§ Directions for this task
Filter the entries below, keeping every line that has the word "alpha".

== Records for the task

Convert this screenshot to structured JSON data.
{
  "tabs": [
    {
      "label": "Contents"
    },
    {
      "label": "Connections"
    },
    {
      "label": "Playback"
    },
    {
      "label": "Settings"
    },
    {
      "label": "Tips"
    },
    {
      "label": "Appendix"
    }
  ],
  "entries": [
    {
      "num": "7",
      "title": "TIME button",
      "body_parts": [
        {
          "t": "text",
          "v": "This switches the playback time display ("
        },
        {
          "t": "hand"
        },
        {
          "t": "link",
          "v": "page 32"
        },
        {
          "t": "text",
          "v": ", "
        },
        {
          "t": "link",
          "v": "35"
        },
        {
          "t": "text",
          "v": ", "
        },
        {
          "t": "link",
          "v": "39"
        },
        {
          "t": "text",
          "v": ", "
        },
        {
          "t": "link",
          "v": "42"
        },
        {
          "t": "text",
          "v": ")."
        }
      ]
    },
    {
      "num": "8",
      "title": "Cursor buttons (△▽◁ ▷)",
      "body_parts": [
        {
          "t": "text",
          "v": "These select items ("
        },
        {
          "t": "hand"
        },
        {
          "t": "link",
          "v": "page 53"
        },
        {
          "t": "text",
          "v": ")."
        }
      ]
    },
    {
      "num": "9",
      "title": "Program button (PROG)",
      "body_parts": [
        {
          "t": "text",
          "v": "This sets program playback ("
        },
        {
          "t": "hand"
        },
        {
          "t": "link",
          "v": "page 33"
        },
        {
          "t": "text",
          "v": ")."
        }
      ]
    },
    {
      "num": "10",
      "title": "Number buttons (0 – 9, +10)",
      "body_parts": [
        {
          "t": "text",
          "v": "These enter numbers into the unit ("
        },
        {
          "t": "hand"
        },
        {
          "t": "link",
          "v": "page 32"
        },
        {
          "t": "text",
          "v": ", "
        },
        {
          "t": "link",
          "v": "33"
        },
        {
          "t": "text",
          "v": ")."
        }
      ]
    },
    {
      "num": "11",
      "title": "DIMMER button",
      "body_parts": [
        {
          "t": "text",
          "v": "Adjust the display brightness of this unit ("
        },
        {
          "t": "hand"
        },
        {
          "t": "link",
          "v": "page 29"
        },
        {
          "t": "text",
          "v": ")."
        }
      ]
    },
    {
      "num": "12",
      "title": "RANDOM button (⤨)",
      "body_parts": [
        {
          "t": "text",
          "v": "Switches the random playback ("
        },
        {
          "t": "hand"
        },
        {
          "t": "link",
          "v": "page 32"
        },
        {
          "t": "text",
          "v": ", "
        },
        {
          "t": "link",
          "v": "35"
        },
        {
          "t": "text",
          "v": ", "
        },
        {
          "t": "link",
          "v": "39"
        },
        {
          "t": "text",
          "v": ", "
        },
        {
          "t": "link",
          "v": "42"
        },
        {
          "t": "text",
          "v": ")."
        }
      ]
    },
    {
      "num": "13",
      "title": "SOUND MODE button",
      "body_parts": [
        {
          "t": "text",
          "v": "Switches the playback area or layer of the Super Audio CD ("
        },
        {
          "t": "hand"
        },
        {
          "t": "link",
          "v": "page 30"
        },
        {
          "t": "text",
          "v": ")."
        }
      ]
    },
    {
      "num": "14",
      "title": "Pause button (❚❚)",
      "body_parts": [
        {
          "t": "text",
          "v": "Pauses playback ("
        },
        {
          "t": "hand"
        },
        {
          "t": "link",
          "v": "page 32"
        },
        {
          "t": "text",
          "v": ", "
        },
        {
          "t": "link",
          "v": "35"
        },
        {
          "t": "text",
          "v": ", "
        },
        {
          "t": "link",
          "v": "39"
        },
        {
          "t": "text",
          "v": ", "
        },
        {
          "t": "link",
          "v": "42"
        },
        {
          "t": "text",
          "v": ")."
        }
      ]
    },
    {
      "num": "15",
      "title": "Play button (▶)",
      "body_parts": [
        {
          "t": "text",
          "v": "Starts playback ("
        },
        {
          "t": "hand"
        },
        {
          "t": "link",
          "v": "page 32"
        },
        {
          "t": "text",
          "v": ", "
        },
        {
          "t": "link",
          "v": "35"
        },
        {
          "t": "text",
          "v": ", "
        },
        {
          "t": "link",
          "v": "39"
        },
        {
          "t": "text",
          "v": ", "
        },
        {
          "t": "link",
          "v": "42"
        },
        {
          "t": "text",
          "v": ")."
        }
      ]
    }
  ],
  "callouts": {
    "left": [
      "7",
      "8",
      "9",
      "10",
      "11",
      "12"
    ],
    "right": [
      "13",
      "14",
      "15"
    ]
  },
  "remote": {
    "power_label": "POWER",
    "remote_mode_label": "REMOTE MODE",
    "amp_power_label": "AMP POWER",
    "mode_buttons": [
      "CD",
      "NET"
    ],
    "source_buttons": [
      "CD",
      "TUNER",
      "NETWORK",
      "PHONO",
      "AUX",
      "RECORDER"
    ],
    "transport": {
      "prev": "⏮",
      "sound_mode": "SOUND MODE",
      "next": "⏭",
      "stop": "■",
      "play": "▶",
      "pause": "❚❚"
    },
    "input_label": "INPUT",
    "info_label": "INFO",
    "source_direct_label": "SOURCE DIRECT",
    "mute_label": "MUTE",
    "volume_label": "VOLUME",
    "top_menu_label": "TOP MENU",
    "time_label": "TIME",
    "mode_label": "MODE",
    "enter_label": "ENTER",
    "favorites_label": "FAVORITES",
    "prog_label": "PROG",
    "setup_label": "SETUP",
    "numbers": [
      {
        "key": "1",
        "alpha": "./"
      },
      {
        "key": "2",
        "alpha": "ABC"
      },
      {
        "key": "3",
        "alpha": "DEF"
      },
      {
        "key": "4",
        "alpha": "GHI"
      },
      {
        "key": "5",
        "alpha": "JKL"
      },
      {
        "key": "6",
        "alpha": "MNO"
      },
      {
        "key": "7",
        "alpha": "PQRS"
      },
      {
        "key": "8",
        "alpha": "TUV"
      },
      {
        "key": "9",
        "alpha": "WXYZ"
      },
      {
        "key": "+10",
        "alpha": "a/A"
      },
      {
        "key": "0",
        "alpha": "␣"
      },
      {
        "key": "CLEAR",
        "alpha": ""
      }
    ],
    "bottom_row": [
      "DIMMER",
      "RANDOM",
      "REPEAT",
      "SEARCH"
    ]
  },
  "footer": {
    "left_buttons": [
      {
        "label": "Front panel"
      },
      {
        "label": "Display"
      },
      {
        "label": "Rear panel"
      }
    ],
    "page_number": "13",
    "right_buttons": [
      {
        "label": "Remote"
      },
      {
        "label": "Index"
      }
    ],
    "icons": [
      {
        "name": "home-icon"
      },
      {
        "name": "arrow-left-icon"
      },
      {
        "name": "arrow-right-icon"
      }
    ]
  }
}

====

§ Result of the task
        "alpha": "./"
        "alpha": "ABC"
        "alpha": "DEF"
        "alpha": "GHI"
        "alpha": "JKL"
        "alpha": "MNO"
        "alpha": "PQRS"
        "alpha": "TUV"
        "alpha": "WXYZ"
        "alpha": "a/A"
        "alpha": "␣"
        "alpha": ""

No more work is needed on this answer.